Title: North of Beautiful
Author: Justina Chen Headley
Age Group: YA
Publisher: Little Brown
Summary: Born with a port-wine stain birthmark covering her entire right cheek, Terra Rose Cooper is ready to leave her stifling, small Washington town where everyone knows her for her face. With her critical, reproachful father and an obese mother who turns to food to deflect her father's verbal attacks, home life for Terra isn't so great either. Fueled by her artistic desires, she plans to escape to an East Coast college, thinking this is her true path. When her father intercepts her acceptance letter, Terra is pushed off-course, and she is forced to confront her deepest insecurities. After an ironically fortuitous car accident, Terra meets Jacob, a handsome but odd goth Chinese boy who was adopted from China as a toddler. Jacob immediately understands Terra's battle with feeling different. When Terra's older brother invites her and her mother to visit him in Shanghai, Jacob and his mother also join them on their journey, where they all not only confront the truth about themselves, but also realize their own true beauty. North of Beautiful is the engaging third YA novel by Justina Chen Headley. This is a gorgeously-written, compelling book featuring universal themes of defining true beauty, family bonds, personal strength, and love.
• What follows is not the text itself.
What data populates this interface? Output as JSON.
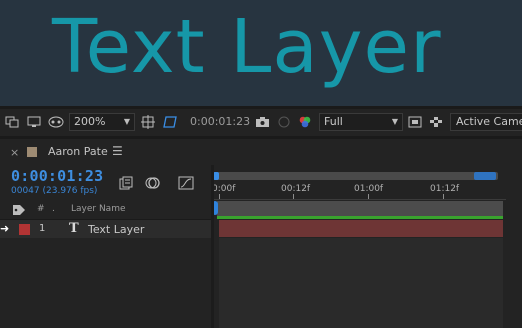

Review: How am I suppose to tell in words how much I adored this book?
North of Beautiful is a raw book. That's how I'm describing it because it takes the things that people want to ignore and brings them into full focus. It takes the things that people today see as imperfections and showcases them as something to be proud of. Something that shouldn't make you feel any different from the millions of people around you.
Our main character Terra was born with a port-wine stain birthmark on her face and for her whole life she has seen it as a thing that made her incredible ugly. It doesn't help that her father in a complete jerk who acts as if a dictator of their family, and her mother takes all the insults and criticism her father spits out. At the beginning of the novel I was so incredibly frustrated with her mother and how she never stuck up for Terra or for anything her father said, because what he said was how it went. There was no other way.
Terra is an artist and though she doesn't think so at the beginning of the novel, she is a very good one. Though out the book I felt that art was a big part of the whole moral of the story. How people see things and what goes together. What makes something pretty and what destroys an image. Terra views it all as art.
I have to say that Terra and her mother are two very inspirational characters, especially her mother and I'm proud to say that she reminded me of my mother near the end of the novel. The character development was done so beautifully, page by page we saw a transformation from Terra Nullis to Terra Firma. This brings me to something I wanted to address and that's all the references to map making and navigation there was. There were quite a few times I found myself looking up the meaning of some of the things talked about out of pure curiosity.
Now there are two things that really made this novel for me. One of them was Jacob. Oh, how I loved Jacob! I want one for myself (hope that didn't sound creeper-ish). He really made the story not only for me but the impact he had on Terra was unbelievable. The romance between them felt real and passionate. Terra was like an unpredictable raging storm who at one moment could be shooting lightening with crashing waves and another a gentle sprinkle of rain. While Jacob was the gentle, peaceful sea that you just want to look out at while the sun is setting.
And then, we have the setting. The setting of a book could make or break it and where this story took me was far from where I've been before. China. We get to see the wonderful beauty of China. And yes I said beauty, because even if you've read that China is a dirty place in this book we are taught to look at it in a different way.
In a Nutshell: This book, I loved it so much. It touched my heart in so many ways. It made me smile and laugh and cry and question myself in so many ways. Am I beautiful? Yes. Yes, I am. And so are you. Who ever you are sitting there reading this: You. Are. Beautiful. Don't ever let yourself thing you aren't. You don't need to be a size one and have blond hair to be pretty. You are Beautiful the way you are and if anyone ever tells you otherwise, it is he/she who is showing their ugly side.
There is just one more thing I want to leave you with:
Jolie Laide. This phrase can pretty much sum up this whole book, but I won't tell you want it means. You'll have to read the book to find out. And I highly recommend you do. You will NOT regret it.
You can find Justina at her website.
You can purchase North of Beautiful on Amazon HERE.